- What needs to be done -
Every entry in the listing is to be reproduced exactly.

- Information supplied -
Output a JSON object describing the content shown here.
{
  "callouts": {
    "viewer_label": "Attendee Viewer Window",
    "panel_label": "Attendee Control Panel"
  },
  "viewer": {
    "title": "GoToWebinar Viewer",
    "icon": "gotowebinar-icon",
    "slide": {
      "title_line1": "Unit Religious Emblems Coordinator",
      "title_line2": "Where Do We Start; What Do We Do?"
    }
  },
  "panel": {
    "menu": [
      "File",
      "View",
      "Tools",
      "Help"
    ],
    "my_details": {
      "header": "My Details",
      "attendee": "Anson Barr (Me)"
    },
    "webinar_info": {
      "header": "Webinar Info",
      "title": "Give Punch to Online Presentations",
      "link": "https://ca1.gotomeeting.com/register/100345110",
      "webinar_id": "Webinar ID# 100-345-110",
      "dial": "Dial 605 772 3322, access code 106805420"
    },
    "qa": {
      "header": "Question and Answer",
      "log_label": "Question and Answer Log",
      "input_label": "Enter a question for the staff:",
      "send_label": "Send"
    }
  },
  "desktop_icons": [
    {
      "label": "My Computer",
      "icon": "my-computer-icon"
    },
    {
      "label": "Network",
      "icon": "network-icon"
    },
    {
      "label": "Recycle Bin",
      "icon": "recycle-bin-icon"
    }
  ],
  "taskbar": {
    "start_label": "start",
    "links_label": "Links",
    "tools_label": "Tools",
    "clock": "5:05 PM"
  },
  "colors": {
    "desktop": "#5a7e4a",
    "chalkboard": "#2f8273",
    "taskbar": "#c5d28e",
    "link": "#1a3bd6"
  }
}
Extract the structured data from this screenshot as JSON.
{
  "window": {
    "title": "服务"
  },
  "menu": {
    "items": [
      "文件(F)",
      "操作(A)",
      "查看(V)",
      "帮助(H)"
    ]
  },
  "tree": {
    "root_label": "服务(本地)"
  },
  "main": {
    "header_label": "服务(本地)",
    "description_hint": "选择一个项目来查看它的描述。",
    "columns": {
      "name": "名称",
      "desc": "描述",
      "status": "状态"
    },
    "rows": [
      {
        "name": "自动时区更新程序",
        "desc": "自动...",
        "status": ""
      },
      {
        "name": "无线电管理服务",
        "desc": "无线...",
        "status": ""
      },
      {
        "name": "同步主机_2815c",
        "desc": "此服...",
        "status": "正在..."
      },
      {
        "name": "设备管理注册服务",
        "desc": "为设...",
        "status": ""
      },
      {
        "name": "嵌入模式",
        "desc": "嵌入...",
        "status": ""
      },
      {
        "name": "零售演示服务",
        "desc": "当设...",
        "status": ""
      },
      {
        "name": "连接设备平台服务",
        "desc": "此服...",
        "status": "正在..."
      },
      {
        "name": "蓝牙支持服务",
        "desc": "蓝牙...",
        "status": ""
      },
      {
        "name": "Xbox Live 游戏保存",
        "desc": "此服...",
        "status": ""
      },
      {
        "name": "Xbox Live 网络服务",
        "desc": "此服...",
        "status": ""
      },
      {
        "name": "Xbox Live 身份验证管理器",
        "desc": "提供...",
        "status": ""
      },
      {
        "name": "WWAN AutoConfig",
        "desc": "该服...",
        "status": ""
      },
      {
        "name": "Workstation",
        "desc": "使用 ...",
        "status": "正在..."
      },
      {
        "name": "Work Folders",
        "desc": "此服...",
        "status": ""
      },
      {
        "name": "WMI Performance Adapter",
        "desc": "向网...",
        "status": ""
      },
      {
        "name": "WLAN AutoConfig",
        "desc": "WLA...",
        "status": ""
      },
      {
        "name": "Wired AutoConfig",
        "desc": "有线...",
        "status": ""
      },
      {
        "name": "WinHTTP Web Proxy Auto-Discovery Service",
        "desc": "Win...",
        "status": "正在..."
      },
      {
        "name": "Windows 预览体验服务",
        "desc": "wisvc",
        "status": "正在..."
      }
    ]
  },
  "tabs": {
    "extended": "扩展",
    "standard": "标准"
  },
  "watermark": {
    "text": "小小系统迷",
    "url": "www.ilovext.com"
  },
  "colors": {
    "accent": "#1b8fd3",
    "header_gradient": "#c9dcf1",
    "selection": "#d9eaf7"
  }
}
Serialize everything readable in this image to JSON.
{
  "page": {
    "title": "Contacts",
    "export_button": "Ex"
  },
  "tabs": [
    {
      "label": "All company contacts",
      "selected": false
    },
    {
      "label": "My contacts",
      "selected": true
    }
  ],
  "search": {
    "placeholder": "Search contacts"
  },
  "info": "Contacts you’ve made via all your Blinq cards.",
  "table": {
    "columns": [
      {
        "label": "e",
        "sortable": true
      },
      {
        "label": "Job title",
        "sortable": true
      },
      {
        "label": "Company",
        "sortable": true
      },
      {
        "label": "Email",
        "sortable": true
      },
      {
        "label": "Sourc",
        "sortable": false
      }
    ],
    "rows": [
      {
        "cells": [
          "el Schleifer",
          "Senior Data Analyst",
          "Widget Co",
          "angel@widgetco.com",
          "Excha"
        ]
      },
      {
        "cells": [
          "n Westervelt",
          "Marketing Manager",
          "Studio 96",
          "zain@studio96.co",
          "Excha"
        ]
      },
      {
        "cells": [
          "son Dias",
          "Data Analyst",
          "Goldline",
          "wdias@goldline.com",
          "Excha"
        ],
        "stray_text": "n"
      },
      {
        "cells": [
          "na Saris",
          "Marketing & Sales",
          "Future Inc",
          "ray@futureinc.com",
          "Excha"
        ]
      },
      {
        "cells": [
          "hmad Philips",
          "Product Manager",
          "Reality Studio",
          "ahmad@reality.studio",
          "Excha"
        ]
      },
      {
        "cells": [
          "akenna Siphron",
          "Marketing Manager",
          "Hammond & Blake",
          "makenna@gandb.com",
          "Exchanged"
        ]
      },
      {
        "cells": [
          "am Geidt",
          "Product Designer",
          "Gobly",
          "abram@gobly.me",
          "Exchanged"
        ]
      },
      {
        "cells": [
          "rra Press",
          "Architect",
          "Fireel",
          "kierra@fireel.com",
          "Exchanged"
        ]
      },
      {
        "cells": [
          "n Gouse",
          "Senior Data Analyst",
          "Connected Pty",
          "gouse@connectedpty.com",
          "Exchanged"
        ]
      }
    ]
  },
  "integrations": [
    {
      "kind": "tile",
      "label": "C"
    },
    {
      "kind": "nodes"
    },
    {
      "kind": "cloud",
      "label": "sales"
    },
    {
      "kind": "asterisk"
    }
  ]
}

- Exercise response -
Output a JSON object describing the content shown here.
{
  "callouts": {
    "viewer_label": "Attendee Viewer Window",
    "panel_label": "Attendee Control Panel"
  },
  "viewer": {
    "title": "GoToWebinar Viewer",
    "icon": "gotowebinar-icon",
    "slide": {
      "title_line1": "Unit Religious Emblems Coordinator",
      "title_line2": "Where Do We Start; What Do We Do?"
    }
  },
  "panel": {
    "menu": [
      "File",
      "View",
      "Tools",
      "Help"
    ],
    "my_details": {
      "header": "My Details",
      "attendee": "Anson Barr (Me)"
    },
    "webinar_info": {
      "header": "Webinar Info",
      "title": "Give Punch to Online Presentations",
      "link": "https://ca1.gotomeeting.com/register/100345110",
      "webinar_id": "Webinar ID# 100-345-110",
      "dial": "Dial 605 772 3322, access code 106805420"
    },
    "qa": {
      "header": "Question and Answer",
      "log_label": "Question and Answer Log",
      "input_label": "Enter a question for the staff:",
      "send_label": "Send"
    }
  },
  "desktop_icons": [
    {
      "label": "My Computer",
      "icon": "my-computer-icon"
    },
    {
      "label": "Network",
      "icon": "network-icon"
    },
    {
      "label": "Recycle Bin",
      "icon": "recycle-bin-icon"
    }
  ],
  "taskbar": {
    "start_label": "start",
    "links_label": "Links",
    "tools_label": "Tools",
    "clock": "5:05 PM"
  },
  "colors": {
    "desktop": "#5a7e4a",
    "chalkboard": "#2f8273",
    "taskbar": "#c5d28e",
    "link": "#1a3bd6"
  }
}
Extract the structured data from this screenshot as JSON.
{
  "window": {
    "title": "服务"
  },
  "menu": {
    "items": [
      "文件(F)",
      "操作(A)",
      "查看(V)",
      "帮助(H)"
    ]
  },
  "tree": {
    "root_label": "服务(本地)"
  },
  "main": {
    "header_label": "服务(本地)",
    "description_hint": "选择一个项目来查看它的描述。",
    "columns": {
      "name": "名称",
      "desc": "描述",
      "status": "状态"
    },
    "rows": [
      {
        "name": "自动时区更新程序",
        "desc": "自动...",
        "status": ""
      },
      {
        "name": "无线电管理服务",
        "desc": "无线...",
        "status": ""
      },
      {
        "name": "同步主机_2815c",
        "desc": "此服...",
        "status": "正在..."
      },
      {
        "name": "设备管理注册服务",
        "desc": "为设...",
        "status": ""
      },
      {
        "name": "嵌入模式",
        "desc": "嵌入...",
        "status": ""
      },
      {
        "name": "零售演示服务",
        "desc": "当设...",
        "status": ""
      },
      {
        "name": "连接设备平台服务",
        "desc": "此服...",
        "status": "正在..."
      },
      {
        "name": "蓝牙支持服务",
        "desc": "蓝牙...",
        "status": ""
      },
      {
        "name": "Xbox Live 游戏保存",
        "desc": "此服...",
        "status": ""
      },
      {
        "name": "Xbox Live 网络服务",
        "desc": "此服...",
        "status": ""
      },
      {
        "name": "Xbox Live 身份验证管理器",
        "desc": "提供...",
        "status": ""
      },
      {
        "name": "WWAN AutoConfig",
        "desc": "该服...",
        "status": ""
      },
      {
        "name": "Workstation",
        "desc": "使用 ...",
        "status": "正在..."
      },
      {
        "name": "Work Folders",
        "desc": "此服...",
        "status": ""
      },
      {
        "name": "WMI Performance Adapter",
        "desc": "向网...",
        "status": ""
      },
      {
        "name": "WLAN AutoConfig",
        "desc": "WLA...",
        "status": ""
      },
      {
        "name": "Wired AutoConfig",
        "desc": "有线...",
        "status": ""
      },
      {
        "name": "WinHTTP Web Proxy Auto-Discovery Service",
        "desc": "Win...",
        "status": "正在..."
      },
      {
        "name": "Windows 预览体验服务",
        "desc": "wisvc",
        "status": "正在..."
      }
    ]
  },
  "tabs": {
    "extended": "扩展",
    "standard": "标准"
  },
  "watermark": {
    "text": "小小系统迷",
    "url": "www.ilovext.com"
  },
  "colors": {
    "accent": "#1b8fd3",
    "header_gradient": "#c9dcf1",
    "selection": "#d9eaf7"
  }
}
Serialize everything readable in this image to JSON.
{
  "page": {
    "title": "Contacts",
    "export_button": "Ex"
  },
  "tabs": [
    {
      "label": "All company contacts",
      "selected": false
    },
    {
      "label": "My contacts",
      "selected": true
    }
  ],
  "search": {
    "placeholder": "Search contacts"
  },
  "info": "Contacts you’ve made via all your Blinq cards.",
  "table": {
    "columns": [
      {
        "label": "e",
        "sortable": true
      },
      {
        "label": "Job title",
        "sortable": true
      },
      {
        "label": "Company",
        "sortable": true
      },
      {
        "label": "Email",
        "sortable": true
      },
      {
        "label": "Sourc",
        "sortable": false
      }
    ],
    "rows": [
      {
        "cells": [
          "el Schleifer",
          "Senior Data Analyst",
          "Widget Co",
          "angel@widgetco.com",
          "Excha"
        ]
      },
      {
        "cells": [
          "n Westervelt",
          "Marketing Manager",
          "Studio 96",
          "zain@studio96.co",
          "Excha"
        ]
      },
      {
        "cells": [
          "son Dias",
          "Data Analyst",
          "Goldline",
          "wdias@goldline.com",
          "Excha"
        ],
        "stray_text": "n"
      },
      {
        "cells": [
          "na Saris",
          "Marketing & Sales",
          "Future Inc",
          "ray@futureinc.com",
          "Excha"
        ]
      },
      {
        "cells": [
          "hmad Philips",
          "Product Manager",
          "Reality Studio",
          "ahmad@reality.studio",
          "Excha"
        ]
      },
      {
        "cells": [
          "akenna Siphron",
          "Marketing Manager",
          "Hammond & Blake",
          "makenna@gandb.com",
          "Exchanged"
        ]
      },
      {
        "cells": [
          "am Geidt",
          "Product Designer",
          "Gobly",
          "abram@gobly.me",
          "Exchanged"
        ]
      },
      {
        "cells": [
          "rra Press",
          "Architect",
          "Fireel",
          "kierra@fireel.com",
          "Exchanged"
        ]
      },
      {
        "cells": [
          "n Gouse",
          "Senior Data Analyst",
          "Connected Pty",
          "gouse@connectedpty.com",
          "Exchanged"
        ]
      }
    ]
  },
  "integrations": [
    {
      "kind": "tile",
      "label": "C"
    },
    {
      "kind": "nodes"
    },
    {
      "kind": "cloud",
      "label": "sales"
    },
    {
      "kind": "asterisk"
    }
  ]
}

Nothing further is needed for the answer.